"I have spent 23 incredibly happy years at Penguin, first in publicity and marketing roles and for the past 12 leading the remarkable team at Penguin General," said Prior. "The decision to leave was not an easy one but Pan Macmillan is a company I've always admired; it is, in fact, where I had my first permanent job in publishing. The offer to lead a business of this size and reputation, with a commitment to publishing the very best books of all kinds, is something that was irresistible. We have all seen just how important books are to culture and society over the last difficult year and a half, and I'm honored to take up this role to lead Pan Macmillan in the next phase of its growth and success."
Macmillan CEO Don Weisberg said Prior's "reputation as an industry trailblazer is far-reaching. Her blend of creative talent and commercial acumen is evident in the successes at Penguin General. She is results-driven and ambitious for the books and authors while having a reputation for being a leader who is inclusive and mission-focused. I am looking forward to working with her as she joins, as its leader, Pan Macmillan's formidable team."
Pan Macmillan said Forbes Watson's tenure at the company "has been marked by strong and consistent growth, innovative thinking, decisive leadership and the development of incomparable talent in all facets of the business."

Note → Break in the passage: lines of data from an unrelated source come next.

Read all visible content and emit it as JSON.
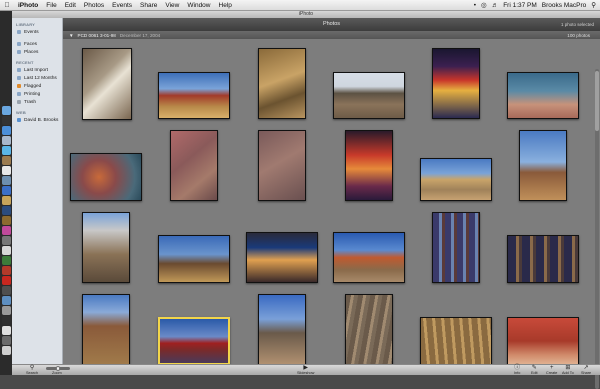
{
  "menubar": {
    "apple": "",
    "items": [
      "iPhoto",
      "File",
      "Edit",
      "Photos",
      "Events",
      "Share",
      "View",
      "Window",
      "Help"
    ],
    "clock": "Fri 1:37 PM",
    "user": "Brooks MacPro"
  },
  "window": {
    "title": "iPhoto",
    "main_title": "Photos",
    "selection_status": "1 photo selected"
  },
  "sidebar": {
    "sections": [
      {
        "header": "LIBRARY",
        "items": [
          "Events"
        ]
      },
      {
        "header": "",
        "items": [
          "Faces",
          "Places"
        ]
      },
      {
        "header": "RECENT",
        "items": [
          "Last Import",
          "Last 12 Months",
          "Flagged",
          "Printing",
          "Trash"
        ]
      },
      {
        "header": "WEB",
        "items": [
          "David B. Brooks"
        ]
      }
    ]
  },
  "event": {
    "name": "PCD 0061 3-01-98",
    "date": "December 17, 2004",
    "count": "100 photos"
  },
  "toolbar": {
    "search": "Search",
    "zoom": "Zoom",
    "slideshow": "Slideshow",
    "info": "Info",
    "edit": "Edit",
    "create": "Create",
    "add_to": "Add To",
    "share": "Share"
  }
}
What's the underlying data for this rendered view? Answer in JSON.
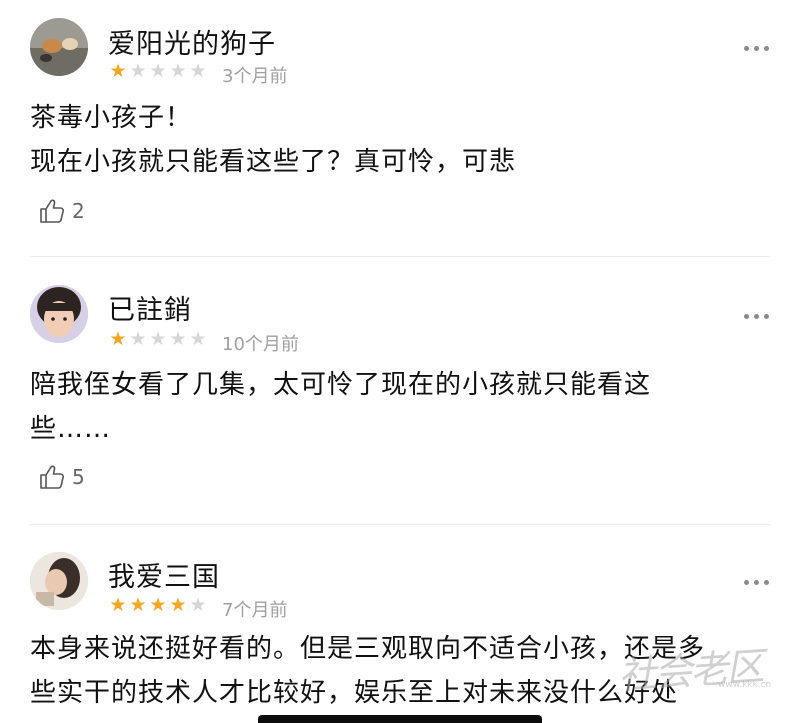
{
  "reviews": [
    {
      "username": "爱阳光的狗子",
      "rating": 1,
      "time": "3个月前",
      "content": [
        "茶毒小孩子！",
        "现在小孩就只能看这些了？真可怜，可悲"
      ],
      "likes": "2"
    },
    {
      "username": "已註銷",
      "rating": 1,
      "time": "10个月前",
      "content": [
        "陪我侄女看了几集，太可怜了现在的小孩就只能看这",
        "些……"
      ],
      "likes": "5"
    },
    {
      "username": "我爱三国",
      "rating": 4,
      "time": "7个月前",
      "content": [
        "本身来说还挺好看的。但是三观取向不适合小孩，还是多",
        "些实干的技术人才比较好，娱乐至上对未来没什么好处"
      ],
      "likes": ""
    }
  ],
  "watermark": "社会老区",
  "watermark_sub": "www.kkk.cn",
  "colors": {
    "star_on": "#f5a623",
    "star_off": "#d6d6d6",
    "meta": "#a0a0a0"
  },
  "icons": {
    "like": "thumbs-up-icon",
    "more": "more-dots-icon"
  }
}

"Of my 45 years in trade publishing, my time at Pan Macmillan has been the happiest," Forbes Watson noted. "Now is the right time for everyone at Pan Mac to be refreshed and renewed by new leadership, and for me to give my time to other things."
French lawmakers "are coming to the defense of booksellers" with the introduction of a law that would set a fixed minimum delivery rate for books. Quartz reported that the bill, which was presented before the National Assembly September 29, "is the latest move to even the playing field for independent booksellers, who face competition not only from Amazon, but also French online retailers such as Fnac and Cultura."

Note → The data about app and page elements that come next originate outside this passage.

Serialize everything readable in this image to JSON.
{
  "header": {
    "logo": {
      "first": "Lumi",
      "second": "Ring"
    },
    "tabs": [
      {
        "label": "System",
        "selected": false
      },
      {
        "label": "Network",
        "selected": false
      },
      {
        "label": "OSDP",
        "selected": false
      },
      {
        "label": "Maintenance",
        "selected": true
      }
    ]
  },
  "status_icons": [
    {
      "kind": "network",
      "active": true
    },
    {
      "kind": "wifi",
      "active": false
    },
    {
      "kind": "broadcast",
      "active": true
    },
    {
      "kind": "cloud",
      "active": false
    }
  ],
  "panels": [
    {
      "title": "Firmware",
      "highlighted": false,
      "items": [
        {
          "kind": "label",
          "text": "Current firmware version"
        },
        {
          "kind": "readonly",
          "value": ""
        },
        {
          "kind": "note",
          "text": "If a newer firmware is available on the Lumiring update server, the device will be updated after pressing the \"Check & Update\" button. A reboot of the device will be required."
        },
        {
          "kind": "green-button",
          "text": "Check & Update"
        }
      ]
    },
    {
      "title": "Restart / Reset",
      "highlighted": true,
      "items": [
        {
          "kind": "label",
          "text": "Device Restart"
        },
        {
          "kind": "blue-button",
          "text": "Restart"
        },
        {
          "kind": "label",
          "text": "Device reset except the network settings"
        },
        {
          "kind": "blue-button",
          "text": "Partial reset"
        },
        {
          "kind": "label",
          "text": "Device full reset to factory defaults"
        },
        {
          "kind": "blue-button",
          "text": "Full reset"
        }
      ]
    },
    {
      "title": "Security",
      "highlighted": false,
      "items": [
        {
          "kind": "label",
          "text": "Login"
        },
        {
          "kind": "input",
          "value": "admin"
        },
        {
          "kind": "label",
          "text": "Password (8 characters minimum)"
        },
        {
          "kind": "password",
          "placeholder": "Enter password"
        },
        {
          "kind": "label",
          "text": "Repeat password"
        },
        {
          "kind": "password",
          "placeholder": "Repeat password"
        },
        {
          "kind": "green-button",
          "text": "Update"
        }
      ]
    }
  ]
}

"Small booksellers face costs that are far away from those of major retailers," said Géraldine Bannier, the law's sponsor.

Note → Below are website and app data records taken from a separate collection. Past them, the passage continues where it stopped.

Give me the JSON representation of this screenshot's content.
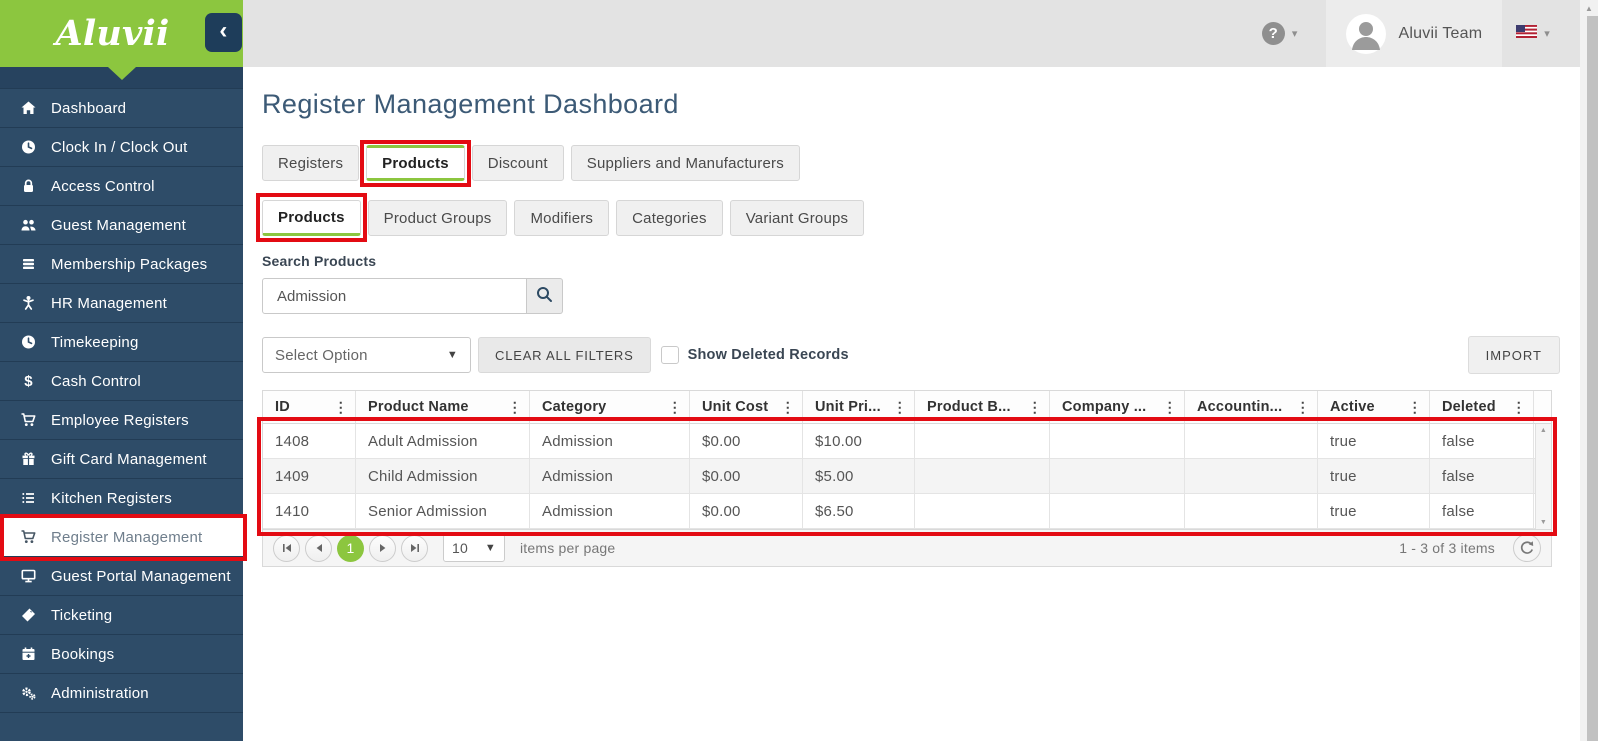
{
  "colors": {
    "accent_green": "#8CC63F",
    "sidebar_navy": "#2E4C68",
    "annotation_red": "#E30B13"
  },
  "brand": {
    "logo_text": "Aluvii",
    "collapse_glyph": "‹"
  },
  "topbar": {
    "help_glyph": "?",
    "user_name": "Aluvii Team"
  },
  "sidebar": {
    "items": [
      {
        "label": "Dashboard",
        "icon": "home-icon"
      },
      {
        "label": "Clock In / Clock Out",
        "icon": "clock-icon"
      },
      {
        "label": "Access Control",
        "icon": "lock-icon"
      },
      {
        "label": "Guest Management",
        "icon": "users-icon"
      },
      {
        "label": "Membership Packages",
        "icon": "stack-icon"
      },
      {
        "label": "HR Management",
        "icon": "person-icon"
      },
      {
        "label": "Timekeeping",
        "icon": "clock-icon"
      },
      {
        "label": "Cash Control",
        "icon": "dollar-icon"
      },
      {
        "label": "Employee Registers",
        "icon": "cart-icon"
      },
      {
        "label": "Gift Card Management",
        "icon": "gift-icon"
      },
      {
        "label": "Kitchen Registers",
        "icon": "checklist-icon"
      },
      {
        "label": "Register Management",
        "icon": "cart-icon",
        "active": true,
        "annotated": true
      },
      {
        "label": "Guest Portal Management",
        "icon": "monitor-icon"
      },
      {
        "label": "Ticketing",
        "icon": "ticket-icon"
      },
      {
        "label": "Bookings",
        "icon": "calendar-icon"
      },
      {
        "label": "Administration",
        "icon": "gears-icon"
      }
    ]
  },
  "page": {
    "title": "Register Management Dashboard"
  },
  "tabs": {
    "main": [
      {
        "label": "Registers"
      },
      {
        "label": "Products",
        "active": true,
        "annotated": true
      },
      {
        "label": "Discount"
      },
      {
        "label": "Suppliers and Manufacturers"
      }
    ],
    "sub": [
      {
        "label": "Products",
        "active": true,
        "annotated": true
      },
      {
        "label": "Product Groups"
      },
      {
        "label": "Modifiers"
      },
      {
        "label": "Categories"
      },
      {
        "label": "Variant Groups"
      }
    ]
  },
  "search": {
    "label": "Search Products",
    "value": "Admission"
  },
  "filters": {
    "select_value": "Select Option",
    "clear_button": "CLEAR ALL FILTERS",
    "show_deleted_label": "Show Deleted Records",
    "show_deleted_checked": false,
    "import_button": "IMPORT"
  },
  "table": {
    "annotated": true,
    "columns": [
      "ID",
      "Product Name",
      "Category",
      "Unit Cost",
      "Unit Pri...",
      "Product B...",
      "Company ...",
      "Accountin...",
      "Active",
      "Deleted"
    ],
    "rows": [
      [
        "1408",
        "Adult Admission",
        "Admission",
        "$0.00",
        "$10.00",
        "",
        "",
        "",
        "true",
        "false"
      ],
      [
        "1409",
        "Child Admission",
        "Admission",
        "$0.00",
        "$5.00",
        "",
        "",
        "",
        "true",
        "false"
      ],
      [
        "1410",
        "Senior Admission",
        "Admission",
        "$0.00",
        "$6.50",
        "",
        "",
        "",
        "true",
        "false"
      ]
    ]
  },
  "pager": {
    "current_page": "1",
    "page_size": "10",
    "items_per_page_label": "items per page",
    "range_label": "1 - 3 of 3 items"
  }
}
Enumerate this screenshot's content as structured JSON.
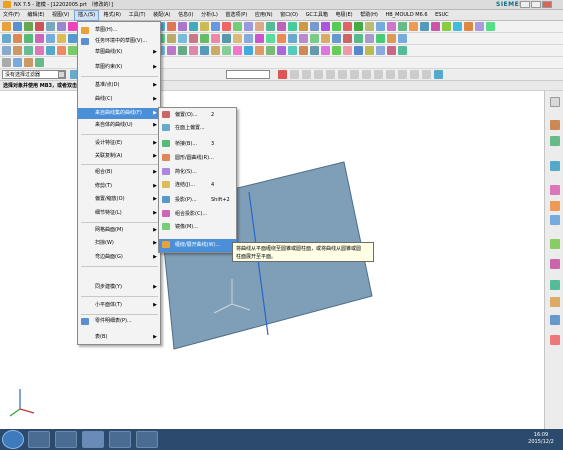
{
  "titlebar": {
    "title": "NX 7.5 - 建模 - [12202005.prt （修改的）]",
    "brand": "SIEMENS"
  },
  "menubar": {
    "items": [
      "文件(F)",
      "编辑(E)",
      "视图(V)",
      "插入(S)",
      "格式(R)",
      "工具(T)",
      "装配(A)",
      "信息(I)",
      "分析(L)",
      "首选项(P)",
      "应用(N)",
      "窗口(O)",
      "GC工具箱",
      "电极(E)",
      "帮助(H)",
      "HB_MOULD M6.6",
      "ESUC"
    ]
  },
  "selection_bar": {
    "filter_value": "没有选择过滤器"
  },
  "cue_line": {
    "text": "选择对象并使用 MB3，或者双击某一对象"
  },
  "insert_menu": {
    "items": [
      {
        "label": "草图(H)...",
        "arrow": ""
      },
      {
        "label": "任务环境中的草图(V)...",
        "arrow": ""
      },
      {
        "label": "草图曲线(K)",
        "arrow": "▶"
      },
      {
        "label": "草图约束(K)",
        "arrow": "▶"
      },
      {
        "label": "基准/点(D)",
        "arrow": "▶"
      },
      {
        "label": "曲线(C)",
        "arrow": "▶"
      },
      {
        "label": "来自曲线集的曲线(F)",
        "arrow": "▶"
      },
      {
        "label": "来自体的曲线(U)",
        "arrow": "▶"
      },
      {
        "label": "设计特征(E)",
        "arrow": "▶"
      },
      {
        "label": "关联复制(A)",
        "arrow": "▶"
      },
      {
        "label": "组合(B)",
        "arrow": "▶"
      },
      {
        "label": "修剪(T)",
        "arrow": "▶"
      },
      {
        "label": "偏置/缩放(O)",
        "arrow": "▶"
      },
      {
        "label": "细节特征(L)",
        "arrow": "▶"
      },
      {
        "label": "网格曲面(M)",
        "arrow": "▶"
      },
      {
        "label": "扫掠(W)",
        "arrow": "▶"
      },
      {
        "label": "弯边曲面(G)",
        "arrow": "▶"
      },
      {
        "label": "同步建模(Y)",
        "arrow": "▶"
      },
      {
        "label": "小平面体(T)",
        "arrow": "▶"
      },
      {
        "label": "零件明细表(P)...",
        "arrow": ""
      },
      {
        "label": "表(B)",
        "arrow": "▶"
      }
    ]
  },
  "sub_menu": {
    "items": [
      {
        "label": "偏置(O)...",
        "shortcut": "2"
      },
      {
        "label": "在面上偏置...",
        "shortcut": ""
      },
      {
        "label": "桥接(B)...",
        "shortcut": "3"
      },
      {
        "label": "圆形/圆曲线(R)...",
        "shortcut": ""
      },
      {
        "label": "简化(S)...",
        "shortcut": ""
      },
      {
        "label": "连结(J)...",
        "shortcut": "4"
      },
      {
        "label": "投影(P)...",
        "shortcut": "Shift+2"
      },
      {
        "label": "组合投影(C)...",
        "shortcut": ""
      },
      {
        "label": "镜像(M)...",
        "shortcut": ""
      },
      {
        "label": "缠绕/展开曲线(W)...",
        "shortcut": ""
      }
    ]
  },
  "tooltip": {
    "line1": "将曲线从平面缠绕至圆锥或圆柱面，或将曲线从圆锥或圆",
    "line2": "柱面展开至平面。"
  },
  "taskbar": {
    "time": "16:09",
    "date": "2015/12/2"
  },
  "colors": {
    "highlight": "#4a8fd8",
    "sheet": "#7f9fb8",
    "taskbar": "#2c4a6b"
  }
}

Ryan Raffaelli, a professor at Harvard Business School who has studied how bookstores remain resilient despite Amazon competition, observed that no matter whether France's law passes, Amazon will continue to take risks that independent booksellers cannot. "Still, Raffaelli says the latest French tactic is different from similar anti-competition lawsuits brought by U.S. booksellers against Amazon because the legislation is underpinned by the belief that bookstores are not just a form of commerce, but a cultural product," Quartz wrote.
After the law was passed by the French Senate in June, culture minister Roselyne Bachelot observed that "a book is not a good like others."
At the New Zealand Book Industry awards last week, Schrödinger's Books in Petone, which opened in 2019, won the Nielsen Book NZ Bookshop of the Year Award. The judges said Schrödinger's had "a beautiful physical space, arresting windows and merchandising excellence, a focus on personalized customer service and commercial and community reach beyond their own doors. Their inventory is specific and curated, having developed a specialization in Manga and a deliberate differentiation from their local competitor.
"They've rapidly opened up to social media, built a website, actively ramped up their events programs and ensured they are a part of the small community with numerous book clubs and cross promotions with other local retailers. They are resilient, resourceful, environmentally conscious and they understand their strengths. They have a strong aesthetic and a commitment to being quirky and offering something different. There were so many quality nominations for this award that is difficult to single out one. There are many wonderful bookshops in NZ with incredible histories. This year we honor a bookshop building its legacy within our amazing bookselling community."
"I'm totally gobsmacked," said co-owner Mary Fawcett.
Booksellers Aotearoa New Zealand CEO Dan Slevin commented: "We are proud of all our bookstores not just surviving but thriving in the current challenging environment and were so impressed with Schrӧdinger's Books's tenacity, perseverance and creativity under trying times."
The Book Industry Awards are organized by Booksellers Aotearoa New Zealand and PANZ Te Rau o Tākupu (the Publishers Association of NZ), and sponsored by Nielsen Book. Check out the complete list of winners here. --Robert Gray